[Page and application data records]
□ □ □ □ □
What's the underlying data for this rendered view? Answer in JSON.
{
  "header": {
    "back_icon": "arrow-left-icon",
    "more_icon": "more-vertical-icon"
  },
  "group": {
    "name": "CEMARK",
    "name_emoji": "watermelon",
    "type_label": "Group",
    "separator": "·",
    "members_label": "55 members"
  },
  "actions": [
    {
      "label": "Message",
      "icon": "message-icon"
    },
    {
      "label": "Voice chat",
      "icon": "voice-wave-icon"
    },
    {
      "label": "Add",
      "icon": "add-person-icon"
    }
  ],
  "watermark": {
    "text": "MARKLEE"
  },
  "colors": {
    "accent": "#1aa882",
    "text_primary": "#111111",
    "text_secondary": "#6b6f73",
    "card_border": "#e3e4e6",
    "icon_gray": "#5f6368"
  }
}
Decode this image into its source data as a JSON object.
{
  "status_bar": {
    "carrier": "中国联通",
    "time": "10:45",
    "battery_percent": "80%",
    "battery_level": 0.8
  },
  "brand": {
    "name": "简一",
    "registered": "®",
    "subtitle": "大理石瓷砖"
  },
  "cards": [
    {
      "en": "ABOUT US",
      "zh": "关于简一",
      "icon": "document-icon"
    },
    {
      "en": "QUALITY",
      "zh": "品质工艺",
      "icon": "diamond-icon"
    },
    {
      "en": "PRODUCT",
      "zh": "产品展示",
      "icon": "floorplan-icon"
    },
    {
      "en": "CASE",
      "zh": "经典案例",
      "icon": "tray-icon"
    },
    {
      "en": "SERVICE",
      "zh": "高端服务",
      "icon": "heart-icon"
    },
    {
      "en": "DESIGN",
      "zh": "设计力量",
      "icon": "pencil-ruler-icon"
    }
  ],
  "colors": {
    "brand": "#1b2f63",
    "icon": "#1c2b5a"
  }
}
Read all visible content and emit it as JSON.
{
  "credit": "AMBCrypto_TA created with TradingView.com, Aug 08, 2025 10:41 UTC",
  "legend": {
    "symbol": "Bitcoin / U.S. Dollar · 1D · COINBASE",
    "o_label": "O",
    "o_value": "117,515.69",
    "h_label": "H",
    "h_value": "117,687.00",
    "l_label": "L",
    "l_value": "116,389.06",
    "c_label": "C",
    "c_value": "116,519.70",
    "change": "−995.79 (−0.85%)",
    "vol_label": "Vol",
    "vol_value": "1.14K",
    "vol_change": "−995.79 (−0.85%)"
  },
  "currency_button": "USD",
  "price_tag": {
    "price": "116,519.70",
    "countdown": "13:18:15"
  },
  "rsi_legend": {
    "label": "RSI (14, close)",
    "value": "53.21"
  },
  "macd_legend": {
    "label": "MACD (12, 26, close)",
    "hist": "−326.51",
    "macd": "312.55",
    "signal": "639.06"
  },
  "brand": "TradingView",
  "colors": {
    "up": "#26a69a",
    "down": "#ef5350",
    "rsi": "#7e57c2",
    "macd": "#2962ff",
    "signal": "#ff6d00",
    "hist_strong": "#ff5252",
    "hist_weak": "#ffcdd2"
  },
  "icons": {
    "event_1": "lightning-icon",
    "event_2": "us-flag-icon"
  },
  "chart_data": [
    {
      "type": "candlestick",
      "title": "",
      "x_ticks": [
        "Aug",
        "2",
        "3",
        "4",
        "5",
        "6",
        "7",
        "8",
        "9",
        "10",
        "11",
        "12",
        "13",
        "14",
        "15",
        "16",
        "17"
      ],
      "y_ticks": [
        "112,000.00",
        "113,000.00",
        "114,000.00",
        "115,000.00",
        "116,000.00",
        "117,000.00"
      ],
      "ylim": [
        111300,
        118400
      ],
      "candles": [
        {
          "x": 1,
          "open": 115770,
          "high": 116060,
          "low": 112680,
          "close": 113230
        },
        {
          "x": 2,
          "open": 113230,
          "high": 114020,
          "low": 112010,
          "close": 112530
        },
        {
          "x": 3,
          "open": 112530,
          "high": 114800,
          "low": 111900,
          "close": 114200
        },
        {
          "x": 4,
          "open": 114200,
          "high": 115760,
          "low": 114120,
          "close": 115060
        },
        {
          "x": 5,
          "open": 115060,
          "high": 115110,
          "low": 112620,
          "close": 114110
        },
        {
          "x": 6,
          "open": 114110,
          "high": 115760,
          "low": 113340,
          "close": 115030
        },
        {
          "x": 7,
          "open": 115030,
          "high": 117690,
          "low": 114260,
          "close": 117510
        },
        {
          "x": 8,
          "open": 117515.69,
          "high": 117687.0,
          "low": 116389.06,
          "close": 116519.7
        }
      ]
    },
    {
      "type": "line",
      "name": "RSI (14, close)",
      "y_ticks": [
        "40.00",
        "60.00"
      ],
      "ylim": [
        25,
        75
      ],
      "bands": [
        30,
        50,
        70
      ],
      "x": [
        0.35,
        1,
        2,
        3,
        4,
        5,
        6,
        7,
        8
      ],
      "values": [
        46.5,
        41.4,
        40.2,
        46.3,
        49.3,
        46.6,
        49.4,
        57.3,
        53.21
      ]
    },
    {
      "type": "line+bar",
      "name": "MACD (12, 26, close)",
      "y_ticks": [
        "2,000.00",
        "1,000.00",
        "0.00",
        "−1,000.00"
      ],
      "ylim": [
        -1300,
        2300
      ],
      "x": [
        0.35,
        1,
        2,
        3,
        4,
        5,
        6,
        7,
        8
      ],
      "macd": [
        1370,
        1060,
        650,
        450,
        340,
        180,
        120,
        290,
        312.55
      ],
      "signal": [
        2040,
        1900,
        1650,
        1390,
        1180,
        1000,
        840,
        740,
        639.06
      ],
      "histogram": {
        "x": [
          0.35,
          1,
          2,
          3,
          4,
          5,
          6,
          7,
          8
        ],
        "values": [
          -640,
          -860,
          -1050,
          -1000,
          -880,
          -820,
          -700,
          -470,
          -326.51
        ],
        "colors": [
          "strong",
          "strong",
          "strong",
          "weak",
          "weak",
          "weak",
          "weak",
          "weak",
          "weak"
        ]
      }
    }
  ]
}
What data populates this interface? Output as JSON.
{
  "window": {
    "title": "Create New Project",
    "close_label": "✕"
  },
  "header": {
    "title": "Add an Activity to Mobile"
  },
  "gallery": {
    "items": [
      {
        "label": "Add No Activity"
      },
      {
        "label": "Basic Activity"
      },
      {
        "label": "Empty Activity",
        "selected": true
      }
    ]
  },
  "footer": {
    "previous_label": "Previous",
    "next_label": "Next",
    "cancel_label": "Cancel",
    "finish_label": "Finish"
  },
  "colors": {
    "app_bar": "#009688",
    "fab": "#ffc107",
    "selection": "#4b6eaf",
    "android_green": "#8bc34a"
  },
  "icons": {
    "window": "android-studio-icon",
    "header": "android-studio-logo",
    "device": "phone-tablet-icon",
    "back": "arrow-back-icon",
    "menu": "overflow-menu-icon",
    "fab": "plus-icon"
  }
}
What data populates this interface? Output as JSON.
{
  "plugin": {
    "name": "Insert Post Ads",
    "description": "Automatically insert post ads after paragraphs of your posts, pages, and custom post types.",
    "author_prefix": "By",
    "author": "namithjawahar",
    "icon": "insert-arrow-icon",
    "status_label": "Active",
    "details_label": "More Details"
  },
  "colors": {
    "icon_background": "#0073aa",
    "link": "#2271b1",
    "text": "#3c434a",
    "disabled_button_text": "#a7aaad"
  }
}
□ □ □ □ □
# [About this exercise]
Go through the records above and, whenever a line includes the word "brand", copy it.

# [Solution for this exercise]
  "brand": {
    "brand": "#1b2f63",
  "brand": "TradingView",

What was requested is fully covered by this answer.